Rock chips, dings, scratches on the paint, flat tires, and flat batteries are always a risk, whether you’re driving a fully armored 4×4, a Ferrari with paint protection film, or a pile of rust and regret.
Even if you have a great auto insurance agent on call and full coverage, going to a specialist for every little problem or bad accident can cost a lot of money.
If you want to save money or try your hand at auto repairs, remembering the following five things you can do yourself will be a great start. When our cars are in danger, and the cost of fixing them seems too high, it’s time to roll up our sleeves, put on our safety gear, and get to work.
FIX DAMAGED WINDSHIELD
Rocks that break auto glass are the worst thing about the auto industry. These small, annoying, common cracks in our glasses are a royal pain.
Even though it might seem hard at first, fixing a rock chip in a windshield is very easy. If the chip isn’t too bad and there isn’t a big crack, a simple do-it-yourself fix followed by some time to heal can often work great.
Professionals would charge $50 or more to fix a chip in your windshield, but a do-it-yourself windshield repair kit costs between $10 and $20. If it doesn’t start to rain, you can fix this in a few minutes in your driveway, carport, garage, temporary garage substitute, or nuclear fallout bunker.
FIX THE CRACKS AND SCRATCHES
There are a lot of different scratch repair hacks on the internet. Some are good and clever, while others are questionable and funny. Scratches on the surface are much easier to fix than scratches deeper in the paint, which will need body filler, high-build primer, wet sanding, and maybe some paint touch-up.

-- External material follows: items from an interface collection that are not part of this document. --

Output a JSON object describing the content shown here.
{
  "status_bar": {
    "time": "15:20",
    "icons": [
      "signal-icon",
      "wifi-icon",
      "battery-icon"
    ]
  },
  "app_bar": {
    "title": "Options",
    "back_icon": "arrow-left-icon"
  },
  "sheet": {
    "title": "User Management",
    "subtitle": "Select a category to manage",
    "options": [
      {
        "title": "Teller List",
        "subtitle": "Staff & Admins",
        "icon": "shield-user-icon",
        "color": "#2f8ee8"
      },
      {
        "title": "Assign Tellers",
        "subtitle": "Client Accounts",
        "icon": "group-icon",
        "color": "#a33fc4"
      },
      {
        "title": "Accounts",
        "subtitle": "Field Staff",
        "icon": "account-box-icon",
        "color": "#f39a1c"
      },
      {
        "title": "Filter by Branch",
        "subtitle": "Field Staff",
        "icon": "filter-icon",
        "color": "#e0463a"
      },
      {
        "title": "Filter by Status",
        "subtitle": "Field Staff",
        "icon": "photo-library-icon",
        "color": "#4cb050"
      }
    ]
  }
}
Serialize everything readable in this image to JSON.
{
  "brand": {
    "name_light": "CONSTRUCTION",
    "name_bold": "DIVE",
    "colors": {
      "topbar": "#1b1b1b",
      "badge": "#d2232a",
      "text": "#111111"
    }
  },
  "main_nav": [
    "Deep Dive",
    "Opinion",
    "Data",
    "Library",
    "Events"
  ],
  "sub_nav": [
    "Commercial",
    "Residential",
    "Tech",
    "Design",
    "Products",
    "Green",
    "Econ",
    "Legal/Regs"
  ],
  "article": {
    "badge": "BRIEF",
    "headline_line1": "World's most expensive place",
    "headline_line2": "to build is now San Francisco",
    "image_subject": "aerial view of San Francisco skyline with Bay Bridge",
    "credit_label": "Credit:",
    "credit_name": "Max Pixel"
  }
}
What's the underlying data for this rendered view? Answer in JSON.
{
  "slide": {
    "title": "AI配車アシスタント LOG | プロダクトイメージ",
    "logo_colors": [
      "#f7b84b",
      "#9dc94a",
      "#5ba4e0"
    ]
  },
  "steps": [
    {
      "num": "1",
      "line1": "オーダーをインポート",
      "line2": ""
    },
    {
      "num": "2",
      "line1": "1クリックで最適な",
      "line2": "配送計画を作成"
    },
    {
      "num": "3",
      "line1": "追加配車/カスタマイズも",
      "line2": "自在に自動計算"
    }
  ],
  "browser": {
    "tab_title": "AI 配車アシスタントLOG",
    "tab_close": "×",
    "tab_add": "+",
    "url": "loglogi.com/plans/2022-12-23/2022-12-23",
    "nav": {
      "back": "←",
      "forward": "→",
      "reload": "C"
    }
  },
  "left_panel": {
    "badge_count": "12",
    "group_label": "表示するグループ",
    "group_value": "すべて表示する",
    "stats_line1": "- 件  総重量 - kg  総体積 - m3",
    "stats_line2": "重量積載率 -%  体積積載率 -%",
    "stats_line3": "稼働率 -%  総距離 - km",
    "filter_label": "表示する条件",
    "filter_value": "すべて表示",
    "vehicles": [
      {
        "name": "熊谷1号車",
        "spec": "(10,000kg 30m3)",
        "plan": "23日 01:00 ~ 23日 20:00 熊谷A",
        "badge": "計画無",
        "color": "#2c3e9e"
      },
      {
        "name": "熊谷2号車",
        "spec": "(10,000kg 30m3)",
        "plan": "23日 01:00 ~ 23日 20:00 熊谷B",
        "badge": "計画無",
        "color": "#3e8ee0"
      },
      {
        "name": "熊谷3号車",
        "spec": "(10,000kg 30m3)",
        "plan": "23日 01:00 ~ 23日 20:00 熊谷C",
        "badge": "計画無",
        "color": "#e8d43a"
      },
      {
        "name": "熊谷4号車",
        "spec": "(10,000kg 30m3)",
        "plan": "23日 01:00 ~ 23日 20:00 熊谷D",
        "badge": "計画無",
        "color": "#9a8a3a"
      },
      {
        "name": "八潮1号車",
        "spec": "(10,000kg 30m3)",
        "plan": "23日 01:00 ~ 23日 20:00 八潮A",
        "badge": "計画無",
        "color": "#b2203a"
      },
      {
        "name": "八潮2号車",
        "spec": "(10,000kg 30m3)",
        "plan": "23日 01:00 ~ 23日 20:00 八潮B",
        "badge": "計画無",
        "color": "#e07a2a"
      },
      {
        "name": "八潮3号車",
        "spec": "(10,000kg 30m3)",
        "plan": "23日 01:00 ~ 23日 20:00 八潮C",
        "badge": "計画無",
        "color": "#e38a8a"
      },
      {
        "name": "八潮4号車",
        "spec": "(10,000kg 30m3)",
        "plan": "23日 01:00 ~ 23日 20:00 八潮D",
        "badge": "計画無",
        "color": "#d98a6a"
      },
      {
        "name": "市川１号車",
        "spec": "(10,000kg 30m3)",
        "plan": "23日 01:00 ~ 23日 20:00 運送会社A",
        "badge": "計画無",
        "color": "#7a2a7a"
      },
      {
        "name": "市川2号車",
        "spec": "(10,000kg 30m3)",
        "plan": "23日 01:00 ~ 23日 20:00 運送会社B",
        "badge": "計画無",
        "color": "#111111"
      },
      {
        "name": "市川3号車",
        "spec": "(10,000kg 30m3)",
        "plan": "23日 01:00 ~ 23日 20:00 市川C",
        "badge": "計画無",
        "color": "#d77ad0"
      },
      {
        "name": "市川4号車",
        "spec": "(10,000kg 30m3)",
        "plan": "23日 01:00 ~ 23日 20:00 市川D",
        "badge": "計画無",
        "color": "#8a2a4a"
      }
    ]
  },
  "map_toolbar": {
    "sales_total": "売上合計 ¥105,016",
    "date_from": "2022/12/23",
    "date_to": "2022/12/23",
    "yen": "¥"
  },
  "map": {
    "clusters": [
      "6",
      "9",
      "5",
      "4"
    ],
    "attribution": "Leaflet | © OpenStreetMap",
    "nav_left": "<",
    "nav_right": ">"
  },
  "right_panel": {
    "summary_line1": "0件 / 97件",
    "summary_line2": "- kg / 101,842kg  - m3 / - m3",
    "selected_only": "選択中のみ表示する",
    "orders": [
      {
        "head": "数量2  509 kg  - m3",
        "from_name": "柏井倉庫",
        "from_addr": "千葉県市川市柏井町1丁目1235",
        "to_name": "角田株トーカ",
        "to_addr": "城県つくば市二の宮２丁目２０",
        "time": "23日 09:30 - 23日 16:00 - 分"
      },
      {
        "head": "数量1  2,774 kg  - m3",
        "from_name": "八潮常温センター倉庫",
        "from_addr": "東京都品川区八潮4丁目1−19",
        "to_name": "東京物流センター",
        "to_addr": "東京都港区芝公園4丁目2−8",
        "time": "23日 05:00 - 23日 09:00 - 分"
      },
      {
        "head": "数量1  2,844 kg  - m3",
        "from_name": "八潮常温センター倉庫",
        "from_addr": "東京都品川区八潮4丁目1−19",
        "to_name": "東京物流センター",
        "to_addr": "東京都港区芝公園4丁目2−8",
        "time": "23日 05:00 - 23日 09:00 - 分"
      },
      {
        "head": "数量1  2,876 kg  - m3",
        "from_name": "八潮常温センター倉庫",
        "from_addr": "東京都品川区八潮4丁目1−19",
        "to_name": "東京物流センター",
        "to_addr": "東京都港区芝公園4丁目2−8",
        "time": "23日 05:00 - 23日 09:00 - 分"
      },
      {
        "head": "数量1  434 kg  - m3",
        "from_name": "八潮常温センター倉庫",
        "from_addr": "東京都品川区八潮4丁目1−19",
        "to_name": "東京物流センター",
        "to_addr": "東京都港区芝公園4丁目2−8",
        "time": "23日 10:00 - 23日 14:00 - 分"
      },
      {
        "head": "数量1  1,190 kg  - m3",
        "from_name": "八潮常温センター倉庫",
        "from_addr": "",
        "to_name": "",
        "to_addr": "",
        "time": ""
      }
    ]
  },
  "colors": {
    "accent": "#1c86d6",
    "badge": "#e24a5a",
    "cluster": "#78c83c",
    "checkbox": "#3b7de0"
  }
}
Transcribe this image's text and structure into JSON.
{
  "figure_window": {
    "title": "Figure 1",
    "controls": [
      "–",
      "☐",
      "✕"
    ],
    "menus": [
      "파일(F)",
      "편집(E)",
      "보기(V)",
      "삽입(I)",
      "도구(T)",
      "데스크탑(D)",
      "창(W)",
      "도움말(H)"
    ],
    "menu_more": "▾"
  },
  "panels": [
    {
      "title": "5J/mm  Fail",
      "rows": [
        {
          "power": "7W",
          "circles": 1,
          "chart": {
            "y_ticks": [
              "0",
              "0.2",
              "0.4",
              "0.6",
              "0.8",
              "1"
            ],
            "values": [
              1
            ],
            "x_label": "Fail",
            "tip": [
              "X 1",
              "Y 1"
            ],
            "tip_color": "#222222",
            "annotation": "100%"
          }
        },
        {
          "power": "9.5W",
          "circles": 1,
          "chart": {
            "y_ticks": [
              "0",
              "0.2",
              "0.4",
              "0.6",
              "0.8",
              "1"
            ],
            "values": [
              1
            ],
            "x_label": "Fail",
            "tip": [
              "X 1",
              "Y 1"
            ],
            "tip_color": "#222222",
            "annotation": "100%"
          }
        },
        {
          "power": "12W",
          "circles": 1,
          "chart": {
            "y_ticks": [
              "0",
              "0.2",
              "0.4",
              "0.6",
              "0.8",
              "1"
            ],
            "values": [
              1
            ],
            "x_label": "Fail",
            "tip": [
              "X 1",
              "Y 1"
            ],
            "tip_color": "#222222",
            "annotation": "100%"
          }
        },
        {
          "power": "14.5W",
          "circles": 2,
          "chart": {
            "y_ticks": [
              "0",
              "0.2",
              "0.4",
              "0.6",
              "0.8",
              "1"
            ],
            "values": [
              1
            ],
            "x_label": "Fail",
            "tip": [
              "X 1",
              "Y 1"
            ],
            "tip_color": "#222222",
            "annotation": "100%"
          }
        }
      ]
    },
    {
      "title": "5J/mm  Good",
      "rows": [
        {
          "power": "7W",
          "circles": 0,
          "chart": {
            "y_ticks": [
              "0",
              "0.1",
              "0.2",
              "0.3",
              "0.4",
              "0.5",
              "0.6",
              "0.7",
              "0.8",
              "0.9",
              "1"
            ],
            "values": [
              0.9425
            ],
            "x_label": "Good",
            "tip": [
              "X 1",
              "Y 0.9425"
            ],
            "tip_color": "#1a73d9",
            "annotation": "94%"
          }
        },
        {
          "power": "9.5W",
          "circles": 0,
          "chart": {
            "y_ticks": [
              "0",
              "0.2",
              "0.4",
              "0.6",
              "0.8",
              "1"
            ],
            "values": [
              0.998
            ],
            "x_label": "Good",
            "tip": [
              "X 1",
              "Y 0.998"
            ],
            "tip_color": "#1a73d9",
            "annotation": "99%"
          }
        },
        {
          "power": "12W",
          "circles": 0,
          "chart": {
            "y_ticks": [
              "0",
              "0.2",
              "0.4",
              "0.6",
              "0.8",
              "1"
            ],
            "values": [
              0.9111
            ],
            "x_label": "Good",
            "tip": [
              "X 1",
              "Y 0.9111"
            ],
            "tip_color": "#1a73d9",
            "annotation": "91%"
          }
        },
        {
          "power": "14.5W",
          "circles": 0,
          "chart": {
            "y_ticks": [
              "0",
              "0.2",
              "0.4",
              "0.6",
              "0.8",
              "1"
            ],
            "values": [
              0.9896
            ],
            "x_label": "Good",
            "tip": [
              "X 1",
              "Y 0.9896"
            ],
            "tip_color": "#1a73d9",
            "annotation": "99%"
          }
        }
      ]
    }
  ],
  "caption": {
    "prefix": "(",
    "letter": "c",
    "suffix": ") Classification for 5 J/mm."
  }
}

Sometimes, all you need to get rid of light surface scratches like swirl marks and moderate spider webbing is a polishing compound set, some polishing/buffing pads, a six-pack, and a lot of elbow grease. There’s more to it than just buying some polish and rubbing away the scratches. To learn more, check out our blog post on the four most common ways to fix scratches.
Pull dents and door dings.
You don’t have to drill holes in your car to fix a small or medium dent yourself. It can be done in the afternoon. Does it take a long time to get rid of dents? Of course. But if you do it right, you can save a lot of money and impress everyone.
You need an electrical outlet and a paintless dent remover to get dents out of a car. The clamp-style dent puller is the safest and most effective tool in these kits. Its price ranges from $30 to $150, depending on the size of the kit and who makes it.
A few drops of the paint-safe hot glue with the kit are put on the “pull button” that matches the dent. The button is then pressed firmly into the dent and left to cool. After the button has hardened, you can put the notched end into the metal shaft of the puller and close the clamp.
If you can’t even put pressure on the surface, you may need to move the spring-loaded knob on the end of the puller up or down. It’s important to find the right amount of pressure between too little (which won’t do anything) and too much (which will hurt) (which might cause harm to the surroundings around you). When the right amount of pressure is reached, the button can be taken off by pushing the hand lever in short bursts until the glue gives way and the button comes off.
You might have to do this more than once before the ding is gone, so be patient and don’t pull too hard, or you might make wrinkles. After a dent is fixed, you should wash the area with water, a gentle clay decontamination agent and a good-grade surface prep shampoo to eliminate any leftover glue. The next step is to bring back the shine with microfiber buffing cloths before moving on to the next fix.